[MATERIAL PROVIDED — start]

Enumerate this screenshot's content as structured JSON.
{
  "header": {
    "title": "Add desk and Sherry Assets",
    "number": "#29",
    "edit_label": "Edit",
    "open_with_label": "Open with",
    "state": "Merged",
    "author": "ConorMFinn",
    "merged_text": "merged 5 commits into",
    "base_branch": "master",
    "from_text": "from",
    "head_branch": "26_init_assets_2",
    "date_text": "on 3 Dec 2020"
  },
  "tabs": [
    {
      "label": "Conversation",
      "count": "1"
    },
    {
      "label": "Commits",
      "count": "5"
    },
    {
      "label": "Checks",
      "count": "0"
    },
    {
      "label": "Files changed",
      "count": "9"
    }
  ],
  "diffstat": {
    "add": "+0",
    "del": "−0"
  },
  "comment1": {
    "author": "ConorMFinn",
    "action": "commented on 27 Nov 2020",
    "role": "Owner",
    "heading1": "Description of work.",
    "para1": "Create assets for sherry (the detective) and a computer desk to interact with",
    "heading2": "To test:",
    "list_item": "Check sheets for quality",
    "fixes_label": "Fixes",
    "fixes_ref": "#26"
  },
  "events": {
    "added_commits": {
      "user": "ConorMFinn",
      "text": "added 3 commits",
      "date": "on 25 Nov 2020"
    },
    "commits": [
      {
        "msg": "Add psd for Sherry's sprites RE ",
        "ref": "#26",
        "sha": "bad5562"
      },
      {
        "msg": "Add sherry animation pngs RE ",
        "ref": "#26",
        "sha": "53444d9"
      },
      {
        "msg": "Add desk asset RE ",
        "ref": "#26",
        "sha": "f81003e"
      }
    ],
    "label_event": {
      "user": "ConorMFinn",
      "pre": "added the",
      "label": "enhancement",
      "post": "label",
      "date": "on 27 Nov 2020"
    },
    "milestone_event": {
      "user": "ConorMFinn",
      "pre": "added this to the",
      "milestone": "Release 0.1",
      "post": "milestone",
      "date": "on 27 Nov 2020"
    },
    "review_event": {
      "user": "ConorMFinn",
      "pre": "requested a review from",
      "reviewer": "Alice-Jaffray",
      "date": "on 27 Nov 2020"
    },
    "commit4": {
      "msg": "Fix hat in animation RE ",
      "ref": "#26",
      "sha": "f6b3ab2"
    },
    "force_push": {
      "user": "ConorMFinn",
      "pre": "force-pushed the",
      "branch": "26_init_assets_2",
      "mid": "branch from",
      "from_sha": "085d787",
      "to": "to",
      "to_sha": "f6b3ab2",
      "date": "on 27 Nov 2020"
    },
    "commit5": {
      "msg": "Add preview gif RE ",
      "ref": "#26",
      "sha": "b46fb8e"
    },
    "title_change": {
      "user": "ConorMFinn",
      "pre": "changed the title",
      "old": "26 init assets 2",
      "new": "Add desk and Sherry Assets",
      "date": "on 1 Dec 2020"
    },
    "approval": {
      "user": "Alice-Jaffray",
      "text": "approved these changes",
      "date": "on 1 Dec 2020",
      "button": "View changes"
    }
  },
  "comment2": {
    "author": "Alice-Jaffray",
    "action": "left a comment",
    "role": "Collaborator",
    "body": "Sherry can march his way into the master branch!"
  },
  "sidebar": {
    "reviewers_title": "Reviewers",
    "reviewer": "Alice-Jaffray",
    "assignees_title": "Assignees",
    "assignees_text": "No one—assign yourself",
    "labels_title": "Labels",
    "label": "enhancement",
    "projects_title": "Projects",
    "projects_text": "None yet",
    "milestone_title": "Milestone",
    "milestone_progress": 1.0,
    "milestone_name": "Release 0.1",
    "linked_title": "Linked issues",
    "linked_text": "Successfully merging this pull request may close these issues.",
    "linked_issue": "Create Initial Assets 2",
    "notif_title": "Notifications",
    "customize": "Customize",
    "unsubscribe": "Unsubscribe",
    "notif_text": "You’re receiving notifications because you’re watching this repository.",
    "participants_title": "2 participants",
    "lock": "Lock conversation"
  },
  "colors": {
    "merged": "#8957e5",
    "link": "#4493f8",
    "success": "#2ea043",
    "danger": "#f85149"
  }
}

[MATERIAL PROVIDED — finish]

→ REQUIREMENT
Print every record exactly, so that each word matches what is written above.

→ WRITTEN ANSWER
Enumerate this screenshot's content as structured JSON.
{
  "header": {
    "title": "Add desk and Sherry Assets",
    "number": "#29",
    "edit_label": "Edit",
    "open_with_label": "Open with",
    "state": "Merged",
    "author": "ConorMFinn",
    "merged_text": "merged 5 commits into",
    "base_branch": "master",
    "from_text": "from",
    "head_branch": "26_init_assets_2",
    "date_text": "on 3 Dec 2020"
  },
  "tabs": [
    {
      "label": "Conversation",
      "count": "1"
    },
    {
      "label": "Commits",
      "count": "5"
    },
    {
      "label": "Checks",
      "count": "0"
    },
    {
      "label": "Files changed",
      "count": "9"
    }
  ],
  "diffstat": {
    "add": "+0",
    "del": "−0"
  },
  "comment1": {
    "author": "ConorMFinn",
    "action": "commented on 27 Nov 2020",
    "role": "Owner",
    "heading1": "Description of work.",
    "para1": "Create assets for sherry (the detective) and a computer desk to interact with",
    "heading2": "To test:",
    "list_item": "Check sheets for quality",
    "fixes_label": "Fixes",
    "fixes_ref": "#26"
  },
  "events": {
    "added_commits": {
      "user": "ConorMFinn",
      "text": "added 3 commits",
      "date": "on 25 Nov 2020"
    },
    "commits": [
      {
        "msg": "Add psd for Sherry's sprites RE ",
        "ref": "#26",
        "sha": "bad5562"
      },
      {
        "msg": "Add sherry animation pngs RE ",
        "ref": "#26",
        "sha": "53444d9"
      },
      {
        "msg": "Add desk asset RE ",
        "ref": "#26",
        "sha": "f81003e"
      }
    ],
    "label_event": {
      "user": "ConorMFinn",
      "pre": "added the",
      "label": "enhancement",
      "post": "label",
      "date": "on 27 Nov 2020"
    },
    "milestone_event": {
      "user": "ConorMFinn",
      "pre": "added this to the",
      "milestone": "Release 0.1",
      "post": "milestone",
      "date": "on 27 Nov 2020"
    },
    "review_event": {
      "user": "ConorMFinn",
      "pre": "requested a review from",
      "reviewer": "Alice-Jaffray",
      "date": "on 27 Nov 2020"
    },
    "commit4": {
      "msg": "Fix hat in animation RE ",
      "ref": "#26",
      "sha": "f6b3ab2"
    },
    "force_push": {
      "user": "ConorMFinn",
      "pre": "force-pushed the",
      "branch": "26_init_assets_2",
      "mid": "branch from",
      "from_sha": "085d787",
      "to": "to",
      "to_sha": "f6b3ab2",
      "date": "on 27 Nov 2020"
    },
    "commit5": {
      "msg": "Add preview gif RE ",
      "ref": "#26",
      "sha": "b46fb8e"
    },
    "title_change": {
      "user": "ConorMFinn",
      "pre": "changed the title",
      "old": "26 init assets 2",
      "new": "Add desk and Sherry Assets",
      "date": "on 1 Dec 2020"
    },
    "approval": {
      "user": "Alice-Jaffray",
      "text": "approved these changes",
      "date": "on 1 Dec 2020",
      "button": "View changes"
    }
  },
  "comment2": {
    "author": "Alice-Jaffray",
    "action": "left a comment",
    "role": "Collaborator",
    "body": "Sherry can march his way into the master branch!"
  },
  "sidebar": {
    "reviewers_title": "Reviewers",
    "reviewer": "Alice-Jaffray",
    "assignees_title": "Assignees",
    "assignees_text": "No one—assign yourself",
    "labels_title": "Labels",
    "label": "enhancement",
    "projects_title": "Projects",
    "projects_text": "None yet",
    "milestone_title": "Milestone",
    "milestone_progress": 1.0,
    "milestone_name": "Release 0.1",
    "linked_title": "Linked issues",
    "linked_text": "Successfully merging this pull request may close these issues.",
    "linked_issue": "Create Initial Assets 2",
    "notif_title": "Notifications",
    "customize": "Customize",
    "unsubscribe": "Unsubscribe",
    "notif_text": "You’re receiving notifications because you’re watching this repository.",
    "participants_title": "2 participants",
    "lock": "Lock conversation"
  },
  "colors": {
    "merged": "#8957e5",
    "link": "#4493f8",
    "success": "#2ea043",
    "danger": "#f85149"
  }
}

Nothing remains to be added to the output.